Sarah Smith may not have been a celebrity, but she spent her life doing good for others – she spent her life loving: “Every young man or boy that met her became her son – even if it was only the boy that brought the meat to her back door. Every girl that met her was her daughter.” Sarah was a mother to everyone, and in heaven she is accompanied by a procession of her spiritual children. She is even joined by the animals who benefitted from her generous heart: “Every beast and bird that came near her had a place in her love…Now the abundance of life that she has in Christ from the Father flows over into them.”
On Sunday, we celebrated the Resurrection of Jesus, an event that is so huge that we do not limit our celebration to Easter Sunday. Throughout the Easter Season, which will continue until the feast of Pentecost, we commemorate and celebrate Christ’s definitive victory over death.
How important it is to remember that in celebrating Our Lord’s Resurrection we are celebrating our own! As baptized Christians, we have a share in Christ’s new life and it is only a matter of time before we are in heaven with our own resurrected bodies. In 1st Corinthians 15, Paul reflects on the beauty of the resurrected body:

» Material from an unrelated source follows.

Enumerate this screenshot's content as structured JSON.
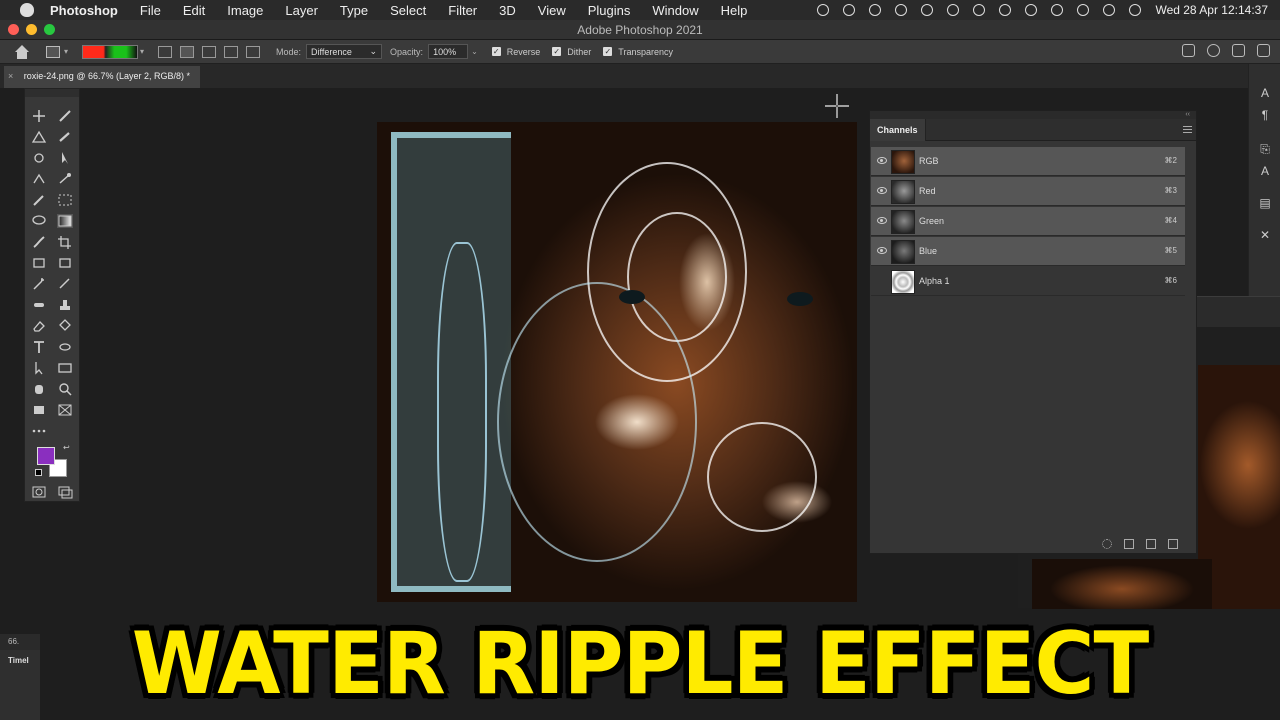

“It [the natural body] is sown corruptible; it is raised incorruptible. It is sown dishonorable; it is raised glorious. It is sown weak; it is raised powerful. It is sown a natural body, it is raised a spiritual body.”
Our future resurrections give us a special dignity, on which C.S. Lewis offers an interesting reflection:

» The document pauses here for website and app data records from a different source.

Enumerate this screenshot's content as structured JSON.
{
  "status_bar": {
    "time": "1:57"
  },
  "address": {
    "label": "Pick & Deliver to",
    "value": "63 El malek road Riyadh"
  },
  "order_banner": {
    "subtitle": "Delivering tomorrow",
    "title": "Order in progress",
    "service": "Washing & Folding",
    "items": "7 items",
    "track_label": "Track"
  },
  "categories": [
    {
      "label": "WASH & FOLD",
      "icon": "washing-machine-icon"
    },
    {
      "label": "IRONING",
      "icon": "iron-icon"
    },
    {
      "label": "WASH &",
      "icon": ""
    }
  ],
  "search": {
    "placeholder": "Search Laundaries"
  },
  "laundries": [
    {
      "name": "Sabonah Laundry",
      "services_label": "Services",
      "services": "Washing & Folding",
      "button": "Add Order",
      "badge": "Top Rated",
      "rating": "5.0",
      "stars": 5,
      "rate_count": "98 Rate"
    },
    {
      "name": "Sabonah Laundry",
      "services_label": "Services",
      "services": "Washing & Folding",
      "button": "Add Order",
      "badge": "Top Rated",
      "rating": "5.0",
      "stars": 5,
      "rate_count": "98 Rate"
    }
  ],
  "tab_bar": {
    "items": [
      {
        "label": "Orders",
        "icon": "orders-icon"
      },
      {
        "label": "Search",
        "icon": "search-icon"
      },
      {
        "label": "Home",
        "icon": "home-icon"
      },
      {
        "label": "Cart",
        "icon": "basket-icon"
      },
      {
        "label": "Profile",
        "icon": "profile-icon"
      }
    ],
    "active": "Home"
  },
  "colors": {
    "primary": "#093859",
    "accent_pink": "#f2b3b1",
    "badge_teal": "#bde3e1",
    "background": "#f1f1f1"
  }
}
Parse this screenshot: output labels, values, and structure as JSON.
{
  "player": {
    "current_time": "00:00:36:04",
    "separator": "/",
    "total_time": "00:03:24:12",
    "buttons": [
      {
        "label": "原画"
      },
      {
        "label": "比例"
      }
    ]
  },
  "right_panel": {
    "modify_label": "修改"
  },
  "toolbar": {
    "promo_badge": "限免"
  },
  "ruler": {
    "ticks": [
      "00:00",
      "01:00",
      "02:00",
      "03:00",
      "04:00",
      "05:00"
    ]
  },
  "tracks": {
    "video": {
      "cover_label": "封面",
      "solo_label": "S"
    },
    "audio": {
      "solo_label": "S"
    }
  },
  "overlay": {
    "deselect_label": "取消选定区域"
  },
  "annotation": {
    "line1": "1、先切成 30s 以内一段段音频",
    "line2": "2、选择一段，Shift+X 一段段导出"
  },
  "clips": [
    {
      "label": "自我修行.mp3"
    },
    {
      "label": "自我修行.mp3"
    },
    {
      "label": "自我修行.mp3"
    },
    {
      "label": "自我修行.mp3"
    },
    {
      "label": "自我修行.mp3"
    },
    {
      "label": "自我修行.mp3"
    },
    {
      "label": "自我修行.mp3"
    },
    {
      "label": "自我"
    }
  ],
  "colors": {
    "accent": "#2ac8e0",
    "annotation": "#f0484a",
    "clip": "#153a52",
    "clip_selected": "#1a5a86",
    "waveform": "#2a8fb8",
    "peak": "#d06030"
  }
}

“There are no ordinary people. You have never talked to a mere mortal…It is a serious thing to live in a society of possible gods and goddesses, to remember that the dullest and most uninteresting person you talk to may one day be a creature which, if you saw it now, you would be strongly tempted to worship.”
The character of Sarah Smith is a symbol of “the risen body of maternal love.” If motherly love is so beautiful on earth, we can only imagine how it will be manifested in heaven! But not just mothers – anyone who truly loves during his time on earth will be rewarded with a risen body, the ultimate fruit of his love. The beauty of your love on earth will flow into your resurrected body, and since God is never outdone in generosity, your resurrected body will be one of “unbearable beauty.”